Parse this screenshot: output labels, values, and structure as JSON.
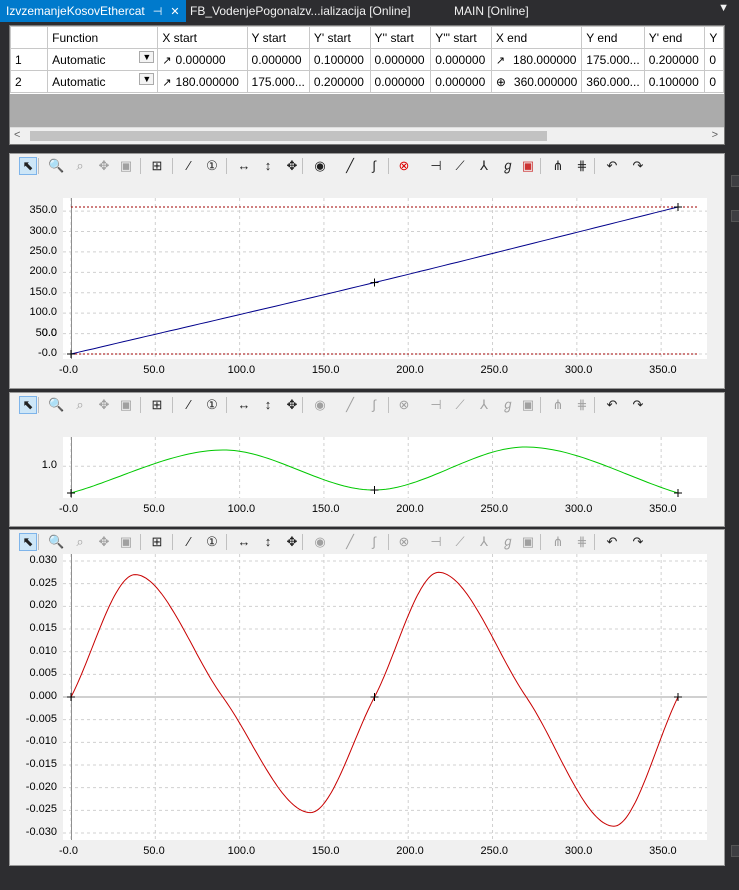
{
  "tabs": [
    {
      "label": "IzvzemanjeKosovEthercat",
      "active": true,
      "pin": "⊣",
      "close": "✕"
    },
    {
      "label": "FB_VodenjePogonalzv...ializacija [Online]",
      "active": false
    },
    {
      "label": "MAIN [Online]",
      "active": false
    }
  ],
  "tab_menu_icon": "dropdown-icon",
  "table": {
    "headers": [
      "",
      "Function",
      "X start",
      "Y start",
      "Y' start",
      "Y'' start",
      "Y''' start",
      "X end",
      "Y end",
      "Y' end",
      "Y"
    ],
    "rows": [
      {
        "num": "1",
        "function": "Automatic",
        "x_start": "0.000000",
        "y_start": "0.000000",
        "yp_start": "0.100000",
        "ypp_start": "0.000000",
        "yppp_start": "0.000000",
        "x_end": "180.000000",
        "y_end": "175.000...",
        "yp_end": "0.200000",
        "extra": "0"
      },
      {
        "num": "2",
        "function": "Automatic",
        "x_start": "180.000000",
        "y_start": "175.000...",
        "yp_start": "0.200000",
        "ypp_start": "0.000000",
        "yppp_start": "0.000000",
        "x_end": "360.000000",
        "y_end": "360.000...",
        "yp_end": "0.100000",
        "extra": "0"
      }
    ]
  },
  "x_ticks": [
    "-0.0",
    "50.0",
    "100.0",
    "150.0",
    "200.0",
    "250.0",
    "300.0",
    "350.0"
  ],
  "chart_data": [
    {
      "type": "line",
      "xlim": [
        -5,
        380
      ],
      "ylim": [
        -5,
        370
      ],
      "y_ticks": [
        "350.0",
        "300.0",
        "250.0",
        "200.0",
        "150.0",
        "100.0",
        "50.0",
        "0.0",
        "-0.0"
      ],
      "series": [
        {
          "color": "#00008b",
          "x": [
            0,
            180,
            360
          ],
          "y": [
            0,
            175,
            360
          ]
        }
      ],
      "limit_lines": [
        0,
        360
      ],
      "markers": [
        [
          0,
          0
        ],
        [
          180,
          175
        ],
        [
          360,
          360
        ]
      ]
    },
    {
      "type": "line",
      "xlim": [
        -5,
        380
      ],
      "ylim": [
        0.06,
        1.8
      ],
      "y_ticks": [
        "1.0"
      ],
      "series": [
        {
          "color": "#00c800",
          "x": [
            0,
            90,
            180,
            270,
            360
          ],
          "y": [
            0.1,
            1.55,
            0.2,
            1.65,
            0.1
          ]
        }
      ],
      "markers": [
        [
          0,
          0.1
        ],
        [
          180,
          0.2
        ],
        [
          360,
          0.1
        ]
      ]
    },
    {
      "type": "line",
      "xlim": [
        -5,
        380
      ],
      "ylim": [
        -0.031,
        0.031
      ],
      "y_ticks": [
        "0.030",
        "0.025",
        "0.020",
        "0.015",
        "0.010",
        "0.005",
        "0.000",
        "-0.005",
        "-0.010",
        "-0.015",
        "-0.020",
        "-0.025",
        "-0.030"
      ],
      "series": [
        {
          "color": "#c80000",
          "x": [
            0,
            38,
            90,
            142,
            180,
            218,
            270,
            322,
            360
          ],
          "y": [
            0,
            0.027,
            0,
            -0.0255,
            0,
            0.0275,
            0,
            -0.0285,
            0
          ]
        }
      ],
      "markers": [
        [
          0,
          0
        ],
        [
          180,
          0
        ],
        [
          360,
          0
        ]
      ]
    }
  ],
  "toolbar_icons": [
    "select-pointer-icon",
    "zoom-icon",
    "zoom-fit-icon",
    "pan-icon",
    "camera-icon",
    "grid-toggle-icon",
    "magic-wand-icon",
    "number-one-icon",
    "stretch-horizontal-icon",
    "stretch-vertical-icon",
    "move-all-icon",
    "point-icon",
    "line-icon",
    "curve-icon",
    "delete-icon",
    "cut-icon",
    "knife-icon",
    "split-icon",
    "bend-icon",
    "stop-icon",
    "mirror-icon",
    "mirror-down-icon",
    "undo-icon",
    "redo-icon"
  ]
}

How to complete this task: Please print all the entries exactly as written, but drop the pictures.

Exercise result:
Parse this screenshot: output labels, values, and structure as JSON.
{
  "tabs": [
    {
      "label": "IzvzemanjeKosovEthercat",
      "active": true,
      "pin": "⊣",
      "close": "✕"
    },
    {
      "label": "FB_VodenjePogonalzv...ializacija [Online]",
      "active": false
    },
    {
      "label": "MAIN [Online]",
      "active": false
    }
  ],
  "tab_menu_icon": "dropdown-icon",
  "table": {
    "headers": [
      "",
      "Function",
      "X start",
      "Y start",
      "Y' start",
      "Y'' start",
      "Y''' start",
      "X end",
      "Y end",
      "Y' end",
      "Y"
    ],
    "rows": [
      {
        "num": "1",
        "function": "Automatic",
        "x_start": "0.000000",
        "y_start": "0.000000",
        "yp_start": "0.100000",
        "ypp_start": "0.000000",
        "yppp_start": "0.000000",
        "x_end": "180.000000",
        "y_end": "175.000...",
        "yp_end": "0.200000",
        "extra": "0"
      },
      {
        "num": "2",
        "function": "Automatic",
        "x_start": "180.000000",
        "y_start": "175.000...",
        "yp_start": "0.200000",
        "ypp_start": "0.000000",
        "yppp_start": "0.000000",
        "x_end": "360.000000",
        "y_end": "360.000...",
        "yp_end": "0.100000",
        "extra": "0"
      }
    ]
  },
  "x_ticks": [
    "-0.0",
    "50.0",
    "100.0",
    "150.0",
    "200.0",
    "250.0",
    "300.0",
    "350.0"
  ],
  "chart_data": [
    {
      "type": "line",
      "xlim": [
        -5,
        380
      ],
      "ylim": [
        -5,
        370
      ],
      "y_ticks": [
        "350.0",
        "300.0",
        "250.0",
        "200.0",
        "150.0",
        "100.0",
        "50.0",
        "0.0",
        "-0.0"
      ],
      "series": [
        {
          "color": "#00008b",
          "x": [
            0,
            180,
            360
          ],
          "y": [
            0,
            175,
            360
          ]
        }
      ],
      "limit_lines": [
        0,
        360
      ],
      "markers": [
        [
          0,
          0
        ],
        [
          180,
          175
        ],
        [
          360,
          360
        ]
      ]
    },
    {
      "type": "line",
      "xlim": [
        -5,
        380
      ],
      "ylim": [
        0.06,
        1.8
      ],
      "y_ticks": [
        "1.0"
      ],
      "series": [
        {
          "color": "#00c800",
          "x": [
            0,
            90,
            180,
            270,
            360
          ],
          "y": [
            0.1,
            1.55,
            0.2,
            1.65,
            0.1
          ]
        }
      ],
      "markers": [
        [
          0,
          0.1
        ],
        [
          180,
          0.2
        ],
        [
          360,
          0.1
        ]
      ]
    },
    {
      "type": "line",
      "xlim": [
        -5,
        380
      ],
      "ylim": [
        -0.031,
        0.031
      ],
      "y_ticks": [
        "0.030",
        "0.025",
        "0.020",
        "0.015",
        "0.010",
        "0.005",
        "0.000",
        "-0.005",
        "-0.010",
        "-0.015",
        "-0.020",
        "-0.025",
        "-0.030"
      ],
      "series": [
        {
          "color": "#c80000",
          "x": [
            0,
            38,
            90,
            142,
            180,
            218,
            270,
            322,
            360
          ],
          "y": [
            0,
            0.027,
            0,
            -0.0255,
            0,
            0.0275,
            0,
            -0.0285,
            0
          ]
        }
      ],
      "markers": [
        [
          0,
          0
        ],
        [
          180,
          0
        ],
        [
          360,
          0
        ]
      ]
    }
  ],
  "toolbar_icons": [
    "select-pointer-icon",
    "zoom-icon",
    "zoom-fit-icon",
    "pan-icon",
    "camera-icon",
    "grid-toggle-icon",
    "magic-wand-icon",
    "number-one-icon",
    "stretch-horizontal-icon",
    "stretch-vertical-icon",
    "move-all-icon",
    "point-icon",
    "line-icon",
    "curve-icon",
    "delete-icon",
    "cut-icon",
    "knife-icon",
    "split-icon",
    "bend-icon",
    "stop-icon",
    "mirror-icon",
    "mirror-down-icon",
    "undo-icon",
    "redo-icon"
  ]
}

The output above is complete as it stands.